BEGIN Exercise inputs
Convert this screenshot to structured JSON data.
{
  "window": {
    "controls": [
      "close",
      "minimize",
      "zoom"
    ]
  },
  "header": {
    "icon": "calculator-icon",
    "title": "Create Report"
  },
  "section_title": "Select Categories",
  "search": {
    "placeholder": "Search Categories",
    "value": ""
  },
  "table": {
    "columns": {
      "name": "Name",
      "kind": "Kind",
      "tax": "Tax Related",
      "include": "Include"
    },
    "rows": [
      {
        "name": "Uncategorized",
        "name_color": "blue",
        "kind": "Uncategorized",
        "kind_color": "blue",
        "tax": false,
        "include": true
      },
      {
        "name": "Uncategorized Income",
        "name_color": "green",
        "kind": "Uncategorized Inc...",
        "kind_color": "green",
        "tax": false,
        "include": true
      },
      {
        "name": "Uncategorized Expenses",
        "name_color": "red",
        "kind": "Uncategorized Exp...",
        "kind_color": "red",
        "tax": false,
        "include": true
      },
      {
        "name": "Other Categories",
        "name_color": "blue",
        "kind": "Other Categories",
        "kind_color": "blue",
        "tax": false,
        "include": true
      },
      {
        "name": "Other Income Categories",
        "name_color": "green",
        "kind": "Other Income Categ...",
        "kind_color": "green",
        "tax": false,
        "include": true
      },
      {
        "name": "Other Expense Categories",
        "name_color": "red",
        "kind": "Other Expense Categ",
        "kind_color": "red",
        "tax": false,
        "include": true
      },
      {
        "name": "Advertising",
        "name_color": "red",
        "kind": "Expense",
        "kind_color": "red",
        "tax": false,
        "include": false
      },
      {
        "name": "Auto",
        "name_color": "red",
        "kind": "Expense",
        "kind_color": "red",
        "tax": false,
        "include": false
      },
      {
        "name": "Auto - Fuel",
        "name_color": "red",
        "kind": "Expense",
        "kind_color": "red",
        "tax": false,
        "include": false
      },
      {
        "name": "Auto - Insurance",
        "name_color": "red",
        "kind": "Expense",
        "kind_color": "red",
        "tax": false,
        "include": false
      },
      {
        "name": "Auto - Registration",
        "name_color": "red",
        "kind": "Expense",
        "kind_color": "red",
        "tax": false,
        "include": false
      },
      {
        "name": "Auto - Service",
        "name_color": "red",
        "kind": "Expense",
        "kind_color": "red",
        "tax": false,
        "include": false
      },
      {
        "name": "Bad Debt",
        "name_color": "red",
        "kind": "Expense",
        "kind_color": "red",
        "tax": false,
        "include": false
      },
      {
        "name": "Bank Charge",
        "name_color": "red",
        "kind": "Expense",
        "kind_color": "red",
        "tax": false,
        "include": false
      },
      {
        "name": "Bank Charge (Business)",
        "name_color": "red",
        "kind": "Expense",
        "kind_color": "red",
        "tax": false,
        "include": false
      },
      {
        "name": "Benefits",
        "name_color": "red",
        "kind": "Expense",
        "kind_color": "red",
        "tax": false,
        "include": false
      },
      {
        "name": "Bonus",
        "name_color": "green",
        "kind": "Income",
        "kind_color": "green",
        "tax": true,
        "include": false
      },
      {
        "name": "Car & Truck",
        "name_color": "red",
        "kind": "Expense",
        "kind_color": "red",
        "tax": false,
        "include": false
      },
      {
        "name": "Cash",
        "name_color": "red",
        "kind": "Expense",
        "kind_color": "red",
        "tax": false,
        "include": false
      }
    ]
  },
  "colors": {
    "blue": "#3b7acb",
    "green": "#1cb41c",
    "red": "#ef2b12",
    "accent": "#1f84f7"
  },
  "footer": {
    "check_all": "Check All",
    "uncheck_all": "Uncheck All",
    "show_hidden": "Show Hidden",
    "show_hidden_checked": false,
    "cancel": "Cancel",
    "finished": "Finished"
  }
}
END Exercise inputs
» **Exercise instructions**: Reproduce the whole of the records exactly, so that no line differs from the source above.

» **Solution to this exercise**:
Convert this screenshot to structured JSON data.
{
  "window": {
    "controls": [
      "close",
      "minimize",
      "zoom"
    ]
  },
  "header": {
    "icon": "calculator-icon",
    "title": "Create Report"
  },
  "section_title": "Select Categories",
  "search": {
    "placeholder": "Search Categories",
    "value": ""
  },
  "table": {
    "columns": {
      "name": "Name",
      "kind": "Kind",
      "tax": "Tax Related",
      "include": "Include"
    },
    "rows": [
      {
        "name": "Uncategorized",
        "name_color": "blue",
        "kind": "Uncategorized",
        "kind_color": "blue",
        "tax": false,
        "include": true
      },
      {
        "name": "Uncategorized Income",
        "name_color": "green",
        "kind": "Uncategorized Inc...",
        "kind_color": "green",
        "tax": false,
        "include": true
      },
      {
        "name": "Uncategorized Expenses",
        "name_color": "red",
        "kind": "Uncategorized Exp...",
        "kind_color": "red",
        "tax": false,
        "include": true
      },
      {
        "name": "Other Categories",
        "name_color": "blue",
        "kind": "Other Categories",
        "kind_color": "blue",
        "tax": false,
        "include": true
      },
      {
        "name": "Other Income Categories",
        "name_color": "green",
        "kind": "Other Income Categ...",
        "kind_color": "green",
        "tax": false,
        "include": true
      },
      {
        "name": "Other Expense Categories",
        "name_color": "red",
        "kind": "Other Expense Categ",
        "kind_color": "red",
        "tax": false,
        "include": true
      },
      {
        "name": "Advertising",
        "name_color": "red",
        "kind": "Expense",
        "kind_color": "red",
        "tax": false,
        "include": false
      },
      {
        "name": "Auto",
        "name_color": "red",
        "kind": "Expense",
        "kind_color": "red",
        "tax": false,
        "include": false
      },
      {
        "name": "Auto - Fuel",
        "name_color": "red",
        "kind": "Expense",
        "kind_color": "red",
        "tax": false,
        "include": false
      },
      {
        "name": "Auto - Insurance",
        "name_color": "red",
        "kind": "Expense",
        "kind_color": "red",
        "tax": false,
        "include": false
      },
      {
        "name": "Auto - Registration",
        "name_color": "red",
        "kind": "Expense",
        "kind_color": "red",
        "tax": false,
        "include": false
      },
      {
        "name": "Auto - Service",
        "name_color": "red",
        "kind": "Expense",
        "kind_color": "red",
        "tax": false,
        "include": false
      },
      {
        "name": "Bad Debt",
        "name_color": "red",
        "kind": "Expense",
        "kind_color": "red",
        "tax": false,
        "include": false
      },
      {
        "name": "Bank Charge",
        "name_color": "red",
        "kind": "Expense",
        "kind_color": "red",
        "tax": false,
        "include": false
      },
      {
        "name": "Bank Charge (Business)",
        "name_color": "red",
        "kind": "Expense",
        "kind_color": "red",
        "tax": false,
        "include": false
      },
      {
        "name": "Benefits",
        "name_color": "red",
        "kind": "Expense",
        "kind_color": "red",
        "tax": false,
        "include": false
      },
      {
        "name": "Bonus",
        "name_color": "green",
        "kind": "Income",
        "kind_color": "green",
        "tax": true,
        "include": false
      },
      {
        "name": "Car & Truck",
        "name_color": "red",
        "kind": "Expense",
        "kind_color": "red",
        "tax": false,
        "include": false
      },
      {
        "name": "Cash",
        "name_color": "red",
        "kind": "Expense",
        "kind_color": "red",
        "tax": false,
        "include": false
      }
    ]
  },
  "colors": {
    "blue": "#3b7acb",
    "green": "#1cb41c",
    "red": "#ef2b12",
    "accent": "#1f84f7"
  },
  "footer": {
    "check_all": "Check All",
    "uncheck_all": "Uncheck All",
    "show_hidden": "Show Hidden",
    "show_hidden_checked": false,
    "cancel": "Cancel",
    "finished": "Finished"
  }
}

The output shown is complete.